How does death change your perspective?

Thankfully, I am still above ground, taking nutrition and making trouble. When asked about my take on the hereafter, I tell people that you need to go on a journey before you get there. No fancy limo pulls up to drive me there. Instead, my old backpack appears, my guitar is in its case, and I go off on a frolicking detour for epic proportions. My best friend and I visit every top-notch party of all the other travelers, visit fantastic locations, and enjoy the most piquant meals in the best restaurants. Along the way, we run into old friends and tell outrageous stories of all the outlaw things we’ve done. And, oh yeah, cry some tears for the wasted opportunities, lost loves, and tragedies.

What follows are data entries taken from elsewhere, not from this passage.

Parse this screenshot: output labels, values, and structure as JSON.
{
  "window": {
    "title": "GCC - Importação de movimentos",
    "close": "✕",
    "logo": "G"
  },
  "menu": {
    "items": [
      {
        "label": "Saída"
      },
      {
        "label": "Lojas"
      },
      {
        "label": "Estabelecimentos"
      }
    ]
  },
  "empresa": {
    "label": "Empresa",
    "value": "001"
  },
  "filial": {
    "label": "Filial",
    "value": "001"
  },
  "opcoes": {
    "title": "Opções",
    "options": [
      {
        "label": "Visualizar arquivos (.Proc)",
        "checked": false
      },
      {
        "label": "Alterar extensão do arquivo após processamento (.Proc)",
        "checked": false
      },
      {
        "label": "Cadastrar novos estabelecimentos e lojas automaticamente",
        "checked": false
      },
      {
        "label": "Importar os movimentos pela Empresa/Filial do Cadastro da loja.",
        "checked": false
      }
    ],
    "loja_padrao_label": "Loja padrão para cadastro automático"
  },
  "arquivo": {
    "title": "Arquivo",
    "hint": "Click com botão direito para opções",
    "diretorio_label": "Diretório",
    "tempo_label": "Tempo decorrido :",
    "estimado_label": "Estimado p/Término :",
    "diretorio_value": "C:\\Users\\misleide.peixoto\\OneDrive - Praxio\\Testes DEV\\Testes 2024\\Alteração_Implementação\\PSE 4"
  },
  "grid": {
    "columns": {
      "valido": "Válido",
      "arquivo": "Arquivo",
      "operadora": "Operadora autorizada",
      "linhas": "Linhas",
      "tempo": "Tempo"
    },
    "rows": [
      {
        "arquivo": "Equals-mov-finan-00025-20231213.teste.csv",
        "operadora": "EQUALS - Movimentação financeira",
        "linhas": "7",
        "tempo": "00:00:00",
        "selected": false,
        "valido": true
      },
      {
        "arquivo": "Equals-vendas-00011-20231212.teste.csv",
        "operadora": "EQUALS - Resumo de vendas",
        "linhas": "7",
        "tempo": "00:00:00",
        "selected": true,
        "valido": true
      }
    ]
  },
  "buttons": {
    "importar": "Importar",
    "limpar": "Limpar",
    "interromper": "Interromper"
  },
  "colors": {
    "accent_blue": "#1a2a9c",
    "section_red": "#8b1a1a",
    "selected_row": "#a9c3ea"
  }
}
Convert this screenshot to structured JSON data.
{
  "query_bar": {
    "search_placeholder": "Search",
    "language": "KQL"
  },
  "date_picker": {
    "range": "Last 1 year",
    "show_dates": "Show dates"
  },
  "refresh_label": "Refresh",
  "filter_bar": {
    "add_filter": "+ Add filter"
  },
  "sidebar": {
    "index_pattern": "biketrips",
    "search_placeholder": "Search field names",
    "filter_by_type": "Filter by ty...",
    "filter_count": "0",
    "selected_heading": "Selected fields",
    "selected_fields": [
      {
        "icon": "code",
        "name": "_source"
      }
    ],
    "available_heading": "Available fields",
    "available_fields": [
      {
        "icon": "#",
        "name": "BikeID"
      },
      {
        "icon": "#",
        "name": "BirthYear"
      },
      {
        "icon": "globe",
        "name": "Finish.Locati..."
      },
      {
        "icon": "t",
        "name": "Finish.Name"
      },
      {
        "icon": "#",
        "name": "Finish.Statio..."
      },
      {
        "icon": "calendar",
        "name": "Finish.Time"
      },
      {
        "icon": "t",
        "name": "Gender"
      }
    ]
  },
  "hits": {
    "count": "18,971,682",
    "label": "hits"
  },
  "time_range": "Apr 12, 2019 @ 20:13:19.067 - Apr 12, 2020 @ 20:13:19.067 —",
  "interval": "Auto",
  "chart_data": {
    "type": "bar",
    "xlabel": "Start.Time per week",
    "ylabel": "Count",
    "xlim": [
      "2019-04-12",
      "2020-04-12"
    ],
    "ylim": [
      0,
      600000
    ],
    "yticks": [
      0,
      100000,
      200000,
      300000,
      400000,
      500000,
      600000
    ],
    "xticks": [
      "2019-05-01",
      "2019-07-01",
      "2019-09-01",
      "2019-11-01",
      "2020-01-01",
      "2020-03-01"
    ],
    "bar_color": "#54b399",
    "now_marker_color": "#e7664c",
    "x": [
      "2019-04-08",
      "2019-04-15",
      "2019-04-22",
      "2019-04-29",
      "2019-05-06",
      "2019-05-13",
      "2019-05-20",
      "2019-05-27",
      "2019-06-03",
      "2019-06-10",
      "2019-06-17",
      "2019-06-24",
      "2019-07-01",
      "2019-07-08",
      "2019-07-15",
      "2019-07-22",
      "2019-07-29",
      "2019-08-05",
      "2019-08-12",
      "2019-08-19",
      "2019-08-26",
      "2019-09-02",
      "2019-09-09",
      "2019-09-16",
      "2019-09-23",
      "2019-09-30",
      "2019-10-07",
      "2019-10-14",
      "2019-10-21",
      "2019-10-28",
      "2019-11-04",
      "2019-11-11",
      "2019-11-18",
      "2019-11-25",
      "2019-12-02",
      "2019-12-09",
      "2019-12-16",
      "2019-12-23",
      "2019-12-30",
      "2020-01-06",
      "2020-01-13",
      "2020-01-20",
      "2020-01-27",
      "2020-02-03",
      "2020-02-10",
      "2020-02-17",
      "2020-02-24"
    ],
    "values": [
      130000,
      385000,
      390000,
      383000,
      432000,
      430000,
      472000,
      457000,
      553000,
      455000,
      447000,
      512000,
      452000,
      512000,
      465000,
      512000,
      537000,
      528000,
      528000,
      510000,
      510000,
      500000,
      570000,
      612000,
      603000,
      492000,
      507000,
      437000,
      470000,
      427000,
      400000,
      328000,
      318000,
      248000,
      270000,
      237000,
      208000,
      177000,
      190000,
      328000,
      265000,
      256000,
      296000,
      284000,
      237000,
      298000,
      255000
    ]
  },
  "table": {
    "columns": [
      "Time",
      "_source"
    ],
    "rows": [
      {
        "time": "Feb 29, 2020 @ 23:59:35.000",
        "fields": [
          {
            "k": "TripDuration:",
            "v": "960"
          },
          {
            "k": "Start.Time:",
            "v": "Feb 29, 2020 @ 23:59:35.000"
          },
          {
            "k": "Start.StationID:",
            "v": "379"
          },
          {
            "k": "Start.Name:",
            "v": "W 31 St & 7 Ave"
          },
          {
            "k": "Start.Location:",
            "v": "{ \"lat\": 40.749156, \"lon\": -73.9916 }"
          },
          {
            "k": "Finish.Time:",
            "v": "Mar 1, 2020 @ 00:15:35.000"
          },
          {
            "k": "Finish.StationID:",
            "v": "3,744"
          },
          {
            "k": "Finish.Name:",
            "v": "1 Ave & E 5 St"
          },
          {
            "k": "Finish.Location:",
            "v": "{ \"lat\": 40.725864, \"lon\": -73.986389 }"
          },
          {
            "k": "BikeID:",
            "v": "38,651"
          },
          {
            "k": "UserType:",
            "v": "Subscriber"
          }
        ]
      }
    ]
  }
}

Good times without some regret couldn’t be really good times.
Eventually, we wind up where most old sailors wind up on the wide river, almost an ocean, at Fiddlers Green. The hostel at Fiddlers Green is part hotel, concert, and dance hall, plus being the embarkment point for the final voyage. It’s a continuous concert with string band music, dancing, and all-night-long conversation.
Now everyone is different, but there is a point when you are ready. It’s different for everyone, but at some point, you know that you are prepared to leave Fiddlers Green. Then you get aboard a fancy paddle wheeler for your final voyage and pass beyond knowing.
I have no clue what happens next. And I am satisfied.

I’m not interested in criticizing, denying, or denouncing someone else’s mode of transport to a final reward or another form of afterlife. But, being so little seems to be known about it, it just seems to make sense to fill in some of the blanks on our own.
Take the opportunity to fill in the blanks. I do have some caveats, however. First, if devils sticking you with pitchforks is your kink, keep them away from me. Also, I’ve never been one for floating on clouds singing hosanna either. Finally, I’m a guitar player, harps and lyres are not my thing, and I don’t do duets with angels of the noncorporeal sort.

Have fun. It’s your afterlife.

2 Replies to “Afterwards”

  1. I like to think that I’m part of a group of travelers that chose specific lives, parents, etc. That someone, somewhere is cheering me on. And that eventually after I’m laid to rest aboard a flaming viking vessel, I’ll be back with my group of travelers, and we can all have a good laugh.

Comments are closed.

%d bloggers like this: